The Train gets almost everything right.  There’s good tension, there’s some good action, and one thing that is great is it’s real.  They really crash multiple trains.  They really have the actors doing the train functions.  The scene where a crane is lifting a damaged locomotive engine is real.  It all adds a great sense of scale to everything.  There is also a sense of danger since multiple characters we meet and come to like end up paying the ultimate price for their actions.

If I had any quibble with the movie it’s a subplot where Lancaster takes some time out from trying to save the art to make a possibly romantic connection with a beautiful French widow (Jeanne Moreau) who runs a hotel.  It’s not that either did a bad job in their scenes; this side story just feels a little extraneous to everything else in the movie.  At least these scenes were kept to a minimum.

Overall that is not really that big a deal.  The Train is a very good action film with some great sequences and lots of tension.  Unless that doesn’t sound like something you’d like then I highly recommend this movie to you.

Chip’s Rating: 4 out of 5 stars


  1. I was really impressed with this, and I agree about the comment on The Monuments Men. For as uneven as that film was, The Train was focused (mostly) and on target.

    I think the romantic subplot happened because, well, at the time every movie needed a romantic subplot. Remade today, that would likely be left out to the film's ultimate benefit.

    1. Or not.

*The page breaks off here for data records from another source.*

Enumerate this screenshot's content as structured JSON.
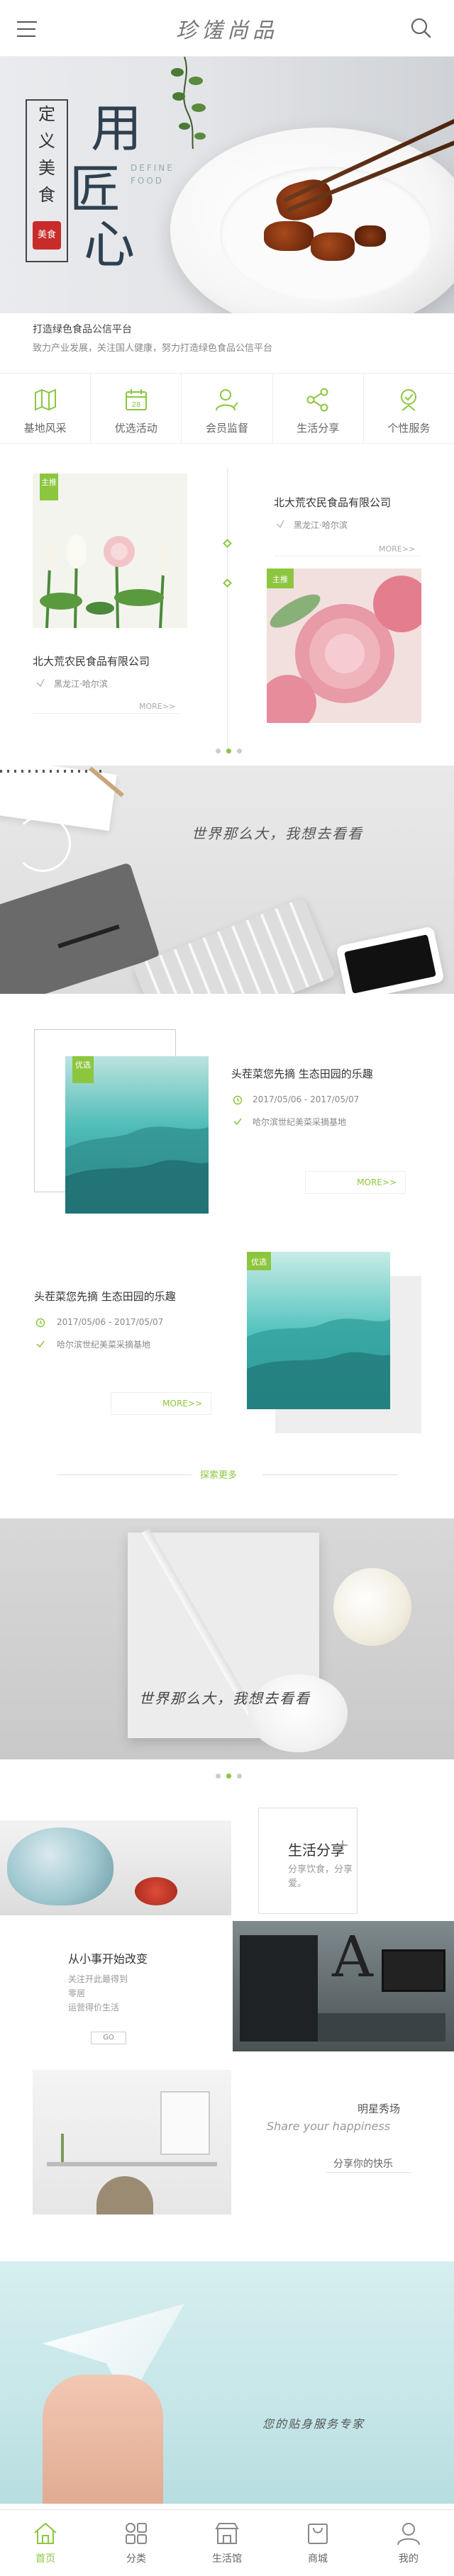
{
  "header": {
    "logo": "珍馐尚品"
  },
  "hero": {
    "stamp_chars": [
      "定",
      "义",
      "美",
      "食"
    ],
    "seal": "美食",
    "big_chars": [
      "用",
      "匠",
      "心"
    ],
    "en": [
      "DEFINE",
      "FOOD"
    ]
  },
  "intro": {
    "title": "打造绿色食品公信平台",
    "desc": "致力产业发展，关注国人健康，努力打造绿色食品公信平台"
  },
  "nav": [
    {
      "label": "基地风采",
      "icon": "map-icon"
    },
    {
      "label": "优选活动",
      "icon": "calendar-icon"
    },
    {
      "label": "会员监督",
      "icon": "user-check-icon"
    },
    {
      "label": "生活分享",
      "icon": "share-icon"
    },
    {
      "label": "个性服务",
      "icon": "service-icon"
    }
  ],
  "products": [
    {
      "tag": "主推",
      "company": "北大荒农民食品有限公司",
      "location": "黑龙江·哈尔滨",
      "more": "MORE>>"
    },
    {
      "tag": "主推",
      "company": "北大荒农民食品有限公司",
      "location": "黑龙江·哈尔滨",
      "more": "MORE>>"
    }
  ],
  "desk_banner": {
    "slogan": "世界那么大，我想去看看"
  },
  "activities": [
    {
      "tag": "优选",
      "title": "头茬菜您先摘  生态田园的乐趣",
      "date": "2017/05/06 - 2017/05/07",
      "place": "哈尔滨世纪美菜采摘基地",
      "more": "MORE>>"
    },
    {
      "tag": "优选",
      "title": "头茬菜您先摘  生态田园的乐趣",
      "date": "2017/05/06 - 2017/05/07",
      "place": "哈尔滨世纪美菜采摘基地",
      "more": "MORE>>"
    }
  ],
  "explore_more": "探索更多",
  "banner2": {
    "slogan": "世界那么大，我想去看看"
  },
  "life": {
    "share_title": "生活分享",
    "share_sub": [
      "分享饮食，分享",
      "爱。"
    ],
    "small_change_title": "从小事开始改变",
    "small_change_sub": [
      "关注开此最得到",
      "零居",
      "运营得价生活"
    ],
    "small_change_btn": "GO",
    "star_title": "明星秀场",
    "star_en": "Share your happiness",
    "star_link": "分享你的快乐"
  },
  "service_banner": {
    "text": "您的贴身服务专家"
  },
  "tabbar": [
    {
      "label": "首页",
      "icon": "home-icon",
      "active": true
    },
    {
      "label": "分类",
      "icon": "grid-icon",
      "active": false
    },
    {
      "label": "生活馆",
      "icon": "shop-icon",
      "active": false
    },
    {
      "label": "商城",
      "icon": "bag-icon",
      "active": false
    },
    {
      "label": "我的",
      "icon": "profile-icon",
      "active": false
    }
  ],
  "colors": {
    "accent": "#8cc63f",
    "text": "#333333",
    "muted": "#888888"
  }
}
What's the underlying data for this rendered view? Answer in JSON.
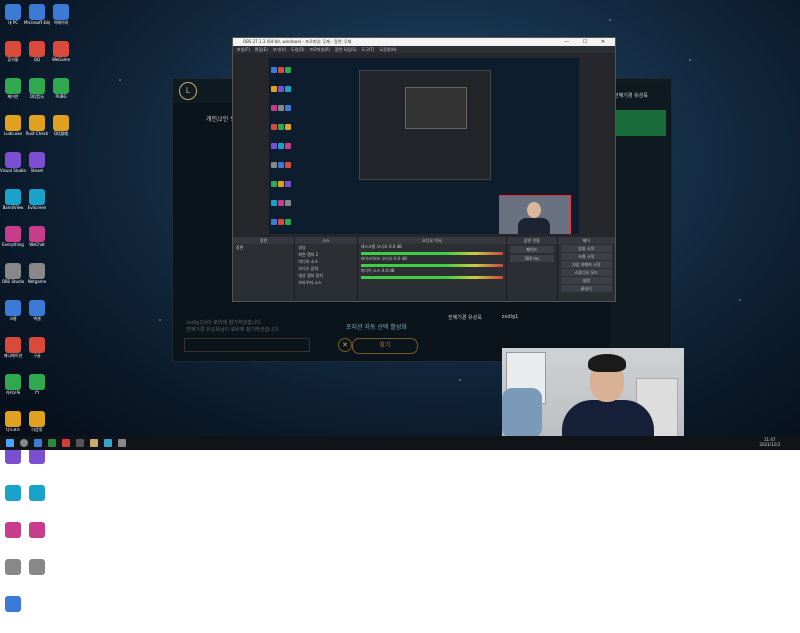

Studios seem to still think that women won't go see a movie unless there's some romance in it. Look at The Two Towers, for instance.